How to Become an EMT: A Step by Step Guide
Becoming an EMT is a challenging yet fulfilling process. It usually takes around a year for most students to earn an EMT certificate. Applying for a job as a paramedic usually requires another year or two of continuing education. Read on to discover the necessary steps in order to become an EMT.
Step 1: Meet Eligibility Requirements
Eligibility requirements for EMTs vary from state to state as well as from school to school. In Texas, applicants must be at least 18-years-old and possess a high school diploma/GED certificate. Background checks are also required, so It is also strongly recommended that applicants possess a clean record. Eligible candidates should possess the aforementioned skillset and something that sets them apart from other applicants (such as being bilingual).
Step 2: Complete EMT Courses and Training
Both EMTs and paramedics must obtain CPR certification. Organizations such as the American Red Cross and the American Heart Association regularly provide CPR training. EMTs and paramedics must also complete a postsecondary emergency medical technology program through a community college, technical college, or university.
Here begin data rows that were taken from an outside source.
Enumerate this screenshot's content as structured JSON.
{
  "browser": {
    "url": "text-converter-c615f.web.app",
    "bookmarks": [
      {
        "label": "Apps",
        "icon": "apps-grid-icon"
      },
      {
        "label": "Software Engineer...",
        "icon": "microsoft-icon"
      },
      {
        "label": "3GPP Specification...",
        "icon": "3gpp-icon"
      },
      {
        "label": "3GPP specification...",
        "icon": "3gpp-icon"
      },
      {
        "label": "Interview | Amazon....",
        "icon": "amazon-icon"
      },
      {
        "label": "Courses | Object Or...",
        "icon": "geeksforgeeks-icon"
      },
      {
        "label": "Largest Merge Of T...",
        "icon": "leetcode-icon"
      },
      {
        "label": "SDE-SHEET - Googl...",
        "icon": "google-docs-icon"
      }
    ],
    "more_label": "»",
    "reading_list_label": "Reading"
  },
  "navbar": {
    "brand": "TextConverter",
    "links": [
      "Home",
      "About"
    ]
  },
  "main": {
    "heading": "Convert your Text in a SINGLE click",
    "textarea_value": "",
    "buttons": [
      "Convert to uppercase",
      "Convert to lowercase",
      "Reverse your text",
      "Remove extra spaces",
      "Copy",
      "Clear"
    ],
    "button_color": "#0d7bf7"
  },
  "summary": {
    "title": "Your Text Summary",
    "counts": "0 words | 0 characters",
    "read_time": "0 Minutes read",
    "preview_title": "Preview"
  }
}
These programs last one to two years and teach students how to assess, care for, and transport patients.
Aspiring paramedics then pursue a two-year associate degree in the field of emergency medical services. These programs prepare learners to administer medications, insert IVs, and resuscitate patients.
Step 3: Pass the NREMT Exam
After taking EMT/paramedic courses, the next step is to attempt and pass the NREMT exam in order to get certified. EMTs and paramedics both need state certification to practice. Most states accept the NREMT (National Registry of Emergency Medical Technicians) exam. Candidates must have completed a state-approved training course within the last two years in order to sit for the exam.
The NREMT exam comprises a cognitive test and a psychomotor portion. Candidates have six attempts to pass the cognitive exam and can reapply to take the cognitive exam 15 days after receiving their results. You can take the psychomotor exam through a state emergency services office or approved training site. You can find more information about the NREMT exam on this website.
Step 4: Obtain Certification/Work Experience
After passing your exam, it is necessary to apply for and obtain certification/licensure within two years of being issued a course completion certificate. Once you’ve earned the proper licensure and certification, you can start working. Each certification in EMS builds on the one before, so candidates must become EMTs before they can become paramedics.
If you aspire to become an EMT-intermediate or paramedic, then you will have to complete advanced courses and more hours of training. As an aspiring paramedic, employers will be impressed by work experience, such as volunteering or teaching. Furthermore, you should remember to maintain your cardiovascular health as well as your strength so you can pursue more advanced EMT positions.
Should You Become an EMT?
Ultimately, becoming an EMT is a challenging yet very rewarding venture. Not only is it a highly in-demand profession, but there are several opportunities for career advancement. Training is intense but short, and you can expect to earn a good salary as soon as you start working.
If you aspire to pursue a career in helping others, then there are few options as fulfilling and dynamic as an EMT. The best time to start your journey is now. We here at CareerKarma wish you the best of luck in all your future endeavors.
FAQs for Becoming an EMT
EMT courses and training typically take up 120-150 hours in length. It typically takes between six to 15 months to complete an EMT program. Paramedic programs can be between 1,200 to 1,800 hours. Earning a degree, completing required training, and taking the certification exam requires about two to three years.
This website can help you find several jobs and internships in EMS to give you work experience or rewarding full-time careers.